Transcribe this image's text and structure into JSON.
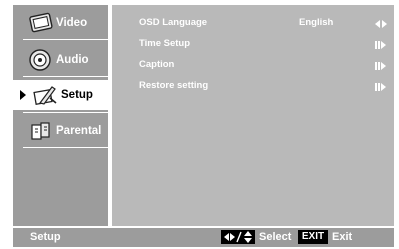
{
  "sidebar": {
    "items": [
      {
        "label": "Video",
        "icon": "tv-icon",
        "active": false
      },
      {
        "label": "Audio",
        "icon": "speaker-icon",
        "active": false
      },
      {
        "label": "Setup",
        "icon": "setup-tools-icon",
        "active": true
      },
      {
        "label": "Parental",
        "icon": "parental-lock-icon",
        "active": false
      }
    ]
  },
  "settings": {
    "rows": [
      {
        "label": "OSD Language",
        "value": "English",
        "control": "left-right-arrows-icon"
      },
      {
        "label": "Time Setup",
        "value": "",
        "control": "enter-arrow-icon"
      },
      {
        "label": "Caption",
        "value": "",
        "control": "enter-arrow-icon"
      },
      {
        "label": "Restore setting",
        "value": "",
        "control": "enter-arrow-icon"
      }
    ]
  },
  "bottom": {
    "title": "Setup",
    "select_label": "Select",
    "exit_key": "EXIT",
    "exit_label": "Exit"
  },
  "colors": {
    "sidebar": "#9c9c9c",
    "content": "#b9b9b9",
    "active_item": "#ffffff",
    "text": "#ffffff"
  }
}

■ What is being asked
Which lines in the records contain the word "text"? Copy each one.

■ Finished exercise
Transcribe this image's text and structure into JSON.
    "text": "#ffffff"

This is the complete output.